What is expected — Produce the records again in full, exactly as shown below.

Provided records —
»»

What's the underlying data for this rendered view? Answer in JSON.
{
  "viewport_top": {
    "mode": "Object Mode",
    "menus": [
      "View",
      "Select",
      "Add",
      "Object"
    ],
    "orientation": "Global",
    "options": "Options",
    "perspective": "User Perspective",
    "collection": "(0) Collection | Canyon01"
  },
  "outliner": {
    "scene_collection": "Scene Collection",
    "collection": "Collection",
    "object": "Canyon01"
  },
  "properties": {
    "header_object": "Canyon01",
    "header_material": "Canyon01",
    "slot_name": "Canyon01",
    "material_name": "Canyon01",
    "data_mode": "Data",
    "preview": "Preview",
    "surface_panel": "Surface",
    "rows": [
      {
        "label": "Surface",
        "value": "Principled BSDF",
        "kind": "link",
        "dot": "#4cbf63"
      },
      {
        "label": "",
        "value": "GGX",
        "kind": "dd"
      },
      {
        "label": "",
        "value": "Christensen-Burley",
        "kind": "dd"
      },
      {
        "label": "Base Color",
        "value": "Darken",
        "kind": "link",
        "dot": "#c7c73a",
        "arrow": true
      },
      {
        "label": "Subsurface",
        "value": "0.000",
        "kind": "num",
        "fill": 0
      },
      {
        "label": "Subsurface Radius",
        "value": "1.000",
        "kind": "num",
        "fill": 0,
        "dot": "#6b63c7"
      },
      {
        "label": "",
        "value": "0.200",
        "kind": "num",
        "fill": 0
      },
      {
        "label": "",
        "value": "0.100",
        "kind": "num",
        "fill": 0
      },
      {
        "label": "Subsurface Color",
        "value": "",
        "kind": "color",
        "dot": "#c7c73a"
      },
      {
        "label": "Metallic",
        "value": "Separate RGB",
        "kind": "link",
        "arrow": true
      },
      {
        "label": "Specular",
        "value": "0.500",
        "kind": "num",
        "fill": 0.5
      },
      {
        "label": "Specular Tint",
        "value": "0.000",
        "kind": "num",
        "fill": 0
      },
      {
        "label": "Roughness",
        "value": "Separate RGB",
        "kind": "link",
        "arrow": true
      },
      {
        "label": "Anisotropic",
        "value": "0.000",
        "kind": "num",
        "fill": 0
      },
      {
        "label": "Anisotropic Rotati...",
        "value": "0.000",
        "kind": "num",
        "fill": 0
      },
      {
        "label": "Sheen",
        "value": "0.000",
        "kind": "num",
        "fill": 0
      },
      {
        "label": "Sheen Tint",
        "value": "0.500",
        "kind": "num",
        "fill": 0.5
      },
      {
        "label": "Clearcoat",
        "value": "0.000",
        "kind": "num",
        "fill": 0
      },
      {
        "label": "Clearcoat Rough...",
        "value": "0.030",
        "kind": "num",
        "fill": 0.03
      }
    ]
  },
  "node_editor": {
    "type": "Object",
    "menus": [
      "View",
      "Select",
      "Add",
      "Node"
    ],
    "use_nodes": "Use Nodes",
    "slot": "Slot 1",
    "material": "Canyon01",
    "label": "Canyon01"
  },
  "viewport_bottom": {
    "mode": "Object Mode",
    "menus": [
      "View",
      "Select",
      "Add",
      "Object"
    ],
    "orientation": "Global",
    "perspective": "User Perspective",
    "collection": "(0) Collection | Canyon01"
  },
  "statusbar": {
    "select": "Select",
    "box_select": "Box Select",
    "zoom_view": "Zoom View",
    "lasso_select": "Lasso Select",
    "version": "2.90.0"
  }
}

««

Written response —
What's the underlying data for this rendered view? Answer in JSON.
{
  "viewport_top": {
    "mode": "Object Mode",
    "menus": [
      "View",
      "Select",
      "Add",
      "Object"
    ],
    "orientation": "Global",
    "options": "Options",
    "perspective": "User Perspective",
    "collection": "(0) Collection | Canyon01"
  },
  "outliner": {
    "scene_collection": "Scene Collection",
    "collection": "Collection",
    "object": "Canyon01"
  },
  "properties": {
    "header_object": "Canyon01",
    "header_material": "Canyon01",
    "slot_name": "Canyon01",
    "material_name": "Canyon01",
    "data_mode": "Data",
    "preview": "Preview",
    "surface_panel": "Surface",
    "rows": [
      {
        "label": "Surface",
        "value": "Principled BSDF",
        "kind": "link",
        "dot": "#4cbf63"
      },
      {
        "label": "",
        "value": "GGX",
        "kind": "dd"
      },
      {
        "label": "",
        "value": "Christensen-Burley",
        "kind": "dd"
      },
      {
        "label": "Base Color",
        "value": "Darken",
        "kind": "link",
        "dot": "#c7c73a",
        "arrow": true
      },
      {
        "label": "Subsurface",
        "value": "0.000",
        "kind": "num",
        "fill": 0
      },
      {
        "label": "Subsurface Radius",
        "value": "1.000",
        "kind": "num",
        "fill": 0,
        "dot": "#6b63c7"
      },
      {
        "label": "",
        "value": "0.200",
        "kind": "num",
        "fill": 0
      },
      {
        "label": "",
        "value": "0.100",
        "kind": "num",
        "fill": 0
      },
      {
        "label": "Subsurface Color",
        "value": "",
        "kind": "color",
        "dot": "#c7c73a"
      },
      {
        "label": "Metallic",
        "value": "Separate RGB",
        "kind": "link",
        "arrow": true
      },
      {
        "label": "Specular",
        "value": "0.500",
        "kind": "num",
        "fill": 0.5
      },
      {
        "label": "Specular Tint",
        "value": "0.000",
        "kind": "num",
        "fill": 0
      },
      {
        "label": "Roughness",
        "value": "Separate RGB",
        "kind": "link",
        "arrow": true
      },
      {
        "label": "Anisotropic",
        "value": "0.000",
        "kind": "num",
        "fill": 0
      },
      {
        "label": "Anisotropic Rotati...",
        "value": "0.000",
        "kind": "num",
        "fill": 0
      },
      {
        "label": "Sheen",
        "value": "0.000",
        "kind": "num",
        "fill": 0
      },
      {
        "label": "Sheen Tint",
        "value": "0.500",
        "kind": "num",
        "fill": 0.5
      },
      {
        "label": "Clearcoat",
        "value": "0.000",
        "kind": "num",
        "fill": 0
      },
      {
        "label": "Clearcoat Rough...",
        "value": "0.030",
        "kind": "num",
        "fill": 0.03
      }
    ]
  },
  "node_editor": {
    "type": "Object",
    "menus": [
      "View",
      "Select",
      "Add",
      "Node"
    ],
    "use_nodes": "Use Nodes",
    "slot": "Slot 1",
    "material": "Canyon01",
    "label": "Canyon01"
  },
  "viewport_bottom": {
    "mode": "Object Mode",
    "menus": [
      "View",
      "Select",
      "Add",
      "Object"
    ],
    "orientation": "Global",
    "perspective": "User Perspective",
    "collection": "(0) Collection | Canyon01"
  },
  "statusbar": {
    "select": "Select",
    "box_select": "Box Select",
    "zoom_view": "Zoom View",
    "lasso_select": "Lasso Select",
    "version": "2.90.0"
  }
}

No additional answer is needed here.